- Records for this task -
----
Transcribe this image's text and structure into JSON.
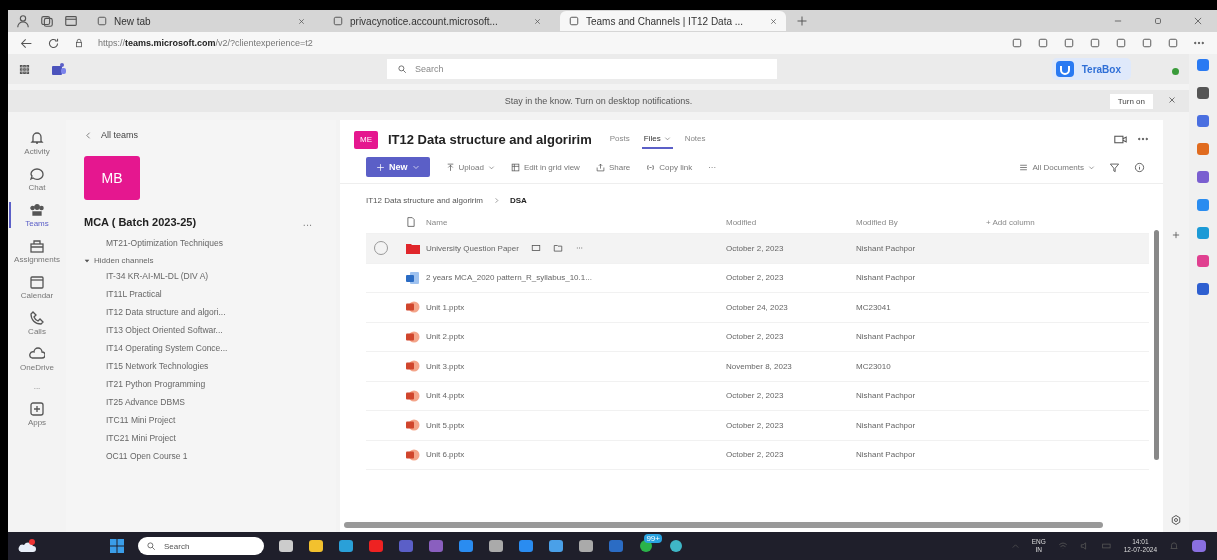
{
  "browser": {
    "tabs": [
      {
        "title": "New tab",
        "selected": false
      },
      {
        "title": "privacynotice.account.microsoft...",
        "selected": false
      },
      {
        "title": "Teams and Channels | IT12 Data ...",
        "selected": true
      }
    ],
    "address": "https://**teams.microsoft.com**/v2/?clientexperience=t2"
  },
  "teams_header": {
    "search_placeholder": "Search",
    "popup": "TeraBox"
  },
  "notification": {
    "text": "Stay in the know. Turn on desktop notifications.",
    "button": "Turn on"
  },
  "rail": [
    {
      "label": "Activity",
      "selected": false
    },
    {
      "label": "Chat",
      "selected": false
    },
    {
      "label": "Teams",
      "selected": true
    },
    {
      "label": "Assignments",
      "selected": false
    },
    {
      "label": "Calendar",
      "selected": false
    },
    {
      "label": "Calls",
      "selected": false
    },
    {
      "label": "OneDrive",
      "selected": false
    },
    {
      "label": "...",
      "selected": false
    },
    {
      "label": "Apps",
      "selected": false
    }
  ],
  "channel_panel": {
    "back": "All teams",
    "avatar": "MB",
    "team": "MCA ( Batch 2023-25)",
    "more": "...",
    "channels": [
      {
        "name": "MT21-Optimization Techniques",
        "selected": false
      }
    ],
    "hidden": {
      "label": "Hidden channels",
      "expanded": true,
      "children": [
        {
          "name": "IT-34 KR-AI-ML-DL (DIV A)",
          "selected": false
        },
        {
          "name": "IT11L Practical",
          "selected": false
        },
        {
          "name": "IT12 Data structure and algori...",
          "selected": false
        },
        {
          "name": "IT13 Object Oriented Softwar...",
          "selected": false
        },
        {
          "name": "IT14 Operating System Conce...",
          "selected": false
        },
        {
          "name": "IT15 Network Technologies",
          "selected": false
        },
        {
          "name": "IT21 Python Programming",
          "selected": false
        },
        {
          "name": "IT25 Advance DBMS",
          "selected": false
        },
        {
          "name": "ITC11 Mini Project",
          "selected": false
        },
        {
          "name": "ITC21 Mini Project",
          "selected": false
        },
        {
          "name": "OC11 Open Course 1",
          "selected": false
        }
      ]
    }
  },
  "channel": {
    "avatar": "ME",
    "title": "IT12 Data structure and algoririm",
    "tabs": [
      {
        "label": "Posts",
        "selected": false
      },
      {
        "label": "Files",
        "selected": true
      },
      {
        "label": "Notes",
        "selected": false
      }
    ]
  },
  "toolbar": {
    "new": "New",
    "upload": "Upload",
    "edit": "Edit in grid view",
    "share": "Share",
    "copy": "Copy link",
    "more": "···",
    "view": "All Documents"
  },
  "breadcrumb": [
    "IT12 Data structure and algoririm",
    "DSA"
  ],
  "table": {
    "columns": [
      "Name",
      "Modified",
      "Modified By",
      "+ Add column"
    ],
    "rows": [
      {
        "kind": "folder",
        "name": "University Question Paper",
        "modified": "October 2, 2023",
        "by": "Nishant Pachpor",
        "hovered": true
      },
      {
        "kind": "word",
        "name": "2 years MCA_2020 pattern_R_syllabus_10.1...",
        "modified": "October 2, 2023",
        "by": "Nishant Pachpor",
        "hovered": false
      },
      {
        "kind": "ppt",
        "name": "Unit 1.pptx",
        "modified": "October 24, 2023",
        "by": "MC23041",
        "hovered": false
      },
      {
        "kind": "ppt",
        "name": "Unit 2.pptx",
        "modified": "October 2, 2023",
        "by": "Nishant Pachpor",
        "hovered": false
      },
      {
        "kind": "ppt",
        "name": "Unit 3.pptx",
        "modified": "November 8, 2023",
        "by": "MC23010",
        "hovered": false
      },
      {
        "kind": "ppt",
        "name": "Unit 4.pptx",
        "modified": "October 2, 2023",
        "by": "Nishant Pachpor",
        "hovered": false
      },
      {
        "kind": "ppt",
        "name": "Unit 5.pptx",
        "modified": "October 2, 2023",
        "by": "Nishant Pachpor",
        "hovered": false
      },
      {
        "kind": "ppt",
        "name": "Unit 6.pptx",
        "modified": "October 2, 2023",
        "by": "Nishant Pachpor",
        "hovered": false
      }
    ]
  },
  "taskbar": {
    "search_placeholder": "Search",
    "badge": "99+",
    "lang": "ENG",
    "region": "IN",
    "time": "14:01",
    "date": "12-07-2024"
  }
}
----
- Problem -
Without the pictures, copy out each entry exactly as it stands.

- Exercise response -
Transcribe this image's text and structure into JSON.
{
  "browser": {
    "tabs": [
      {
        "title": "New tab",
        "selected": false
      },
      {
        "title": "privacynotice.account.microsoft...",
        "selected": false
      },
      {
        "title": "Teams and Channels | IT12 Data ...",
        "selected": true
      }
    ],
    "address": "https://**teams.microsoft.com**/v2/?clientexperience=t2"
  },
  "teams_header": {
    "search_placeholder": "Search",
    "popup": "TeraBox"
  },
  "notification": {
    "text": "Stay in the know. Turn on desktop notifications.",
    "button": "Turn on"
  },
  "rail": [
    {
      "label": "Activity",
      "selected": false
    },
    {
      "label": "Chat",
      "selected": false
    },
    {
      "label": "Teams",
      "selected": true
    },
    {
      "label": "Assignments",
      "selected": false
    },
    {
      "label": "Calendar",
      "selected": false
    },
    {
      "label": "Calls",
      "selected": false
    },
    {
      "label": "OneDrive",
      "selected": false
    },
    {
      "label": "...",
      "selected": false
    },
    {
      "label": "Apps",
      "selected": false
    }
  ],
  "channel_panel": {
    "back": "All teams",
    "avatar": "MB",
    "team": "MCA ( Batch 2023-25)",
    "more": "...",
    "channels": [
      {
        "name": "MT21-Optimization Techniques",
        "selected": false
      }
    ],
    "hidden": {
      "label": "Hidden channels",
      "expanded": true,
      "children": [
        {
          "name": "IT-34 KR-AI-ML-DL (DIV A)",
          "selected": false
        },
        {
          "name": "IT11L Practical",
          "selected": false
        },
        {
          "name": "IT12 Data structure and algori...",
          "selected": false
        },
        {
          "name": "IT13 Object Oriented Softwar...",
          "selected": false
        },
        {
          "name": "IT14 Operating System Conce...",
          "selected": false
        },
        {
          "name": "IT15 Network Technologies",
          "selected": false
        },
        {
          "name": "IT21 Python Programming",
          "selected": false
        },
        {
          "name": "IT25 Advance DBMS",
          "selected": false
        },
        {
          "name": "ITC11 Mini Project",
          "selected": false
        },
        {
          "name": "ITC21 Mini Project",
          "selected": false
        },
        {
          "name": "OC11 Open Course 1",
          "selected": false
        }
      ]
    }
  },
  "channel": {
    "avatar": "ME",
    "title": "IT12 Data structure and algoririm",
    "tabs": [
      {
        "label": "Posts",
        "selected": false
      },
      {
        "label": "Files",
        "selected": true
      },
      {
        "label": "Notes",
        "selected": false
      }
    ]
  },
  "toolbar": {
    "new": "New",
    "upload": "Upload",
    "edit": "Edit in grid view",
    "share": "Share",
    "copy": "Copy link",
    "more": "···",
    "view": "All Documents"
  },
  "breadcrumb": [
    "IT12 Data structure and algoririm",
    "DSA"
  ],
  "table": {
    "columns": [
      "Name",
      "Modified",
      "Modified By",
      "+ Add column"
    ],
    "rows": [
      {
        "kind": "folder",
        "name": "University Question Paper",
        "modified": "October 2, 2023",
        "by": "Nishant Pachpor",
        "hovered": true
      },
      {
        "kind": "word",
        "name": "2 years MCA_2020 pattern_R_syllabus_10.1...",
        "modified": "October 2, 2023",
        "by": "Nishant Pachpor",
        "hovered": false
      },
      {
        "kind": "ppt",
        "name": "Unit 1.pptx",
        "modified": "October 24, 2023",
        "by": "MC23041",
        "hovered": false
      },
      {
        "kind": "ppt",
        "name": "Unit 2.pptx",
        "modified": "October 2, 2023",
        "by": "Nishant Pachpor",
        "hovered": false
      },
      {
        "kind": "ppt",
        "name": "Unit 3.pptx",
        "modified": "November 8, 2023",
        "by": "MC23010",
        "hovered": false
      },
      {
        "kind": "ppt",
        "name": "Unit 4.pptx",
        "modified": "October 2, 2023",
        "by": "Nishant Pachpor",
        "hovered": false
      },
      {
        "kind": "ppt",
        "name": "Unit 5.pptx",
        "modified": "October 2, 2023",
        "by": "Nishant Pachpor",
        "hovered": false
      },
      {
        "kind": "ppt",
        "name": "Unit 6.pptx",
        "modified": "October 2, 2023",
        "by": "Nishant Pachpor",
        "hovered": false
      }
    ]
  },
  "taskbar": {
    "search_placeholder": "Search",
    "badge": "99+",
    "lang": "ENG",
    "region": "IN",
    "time": "14:01",
    "date": "12-07-2024"
  }
}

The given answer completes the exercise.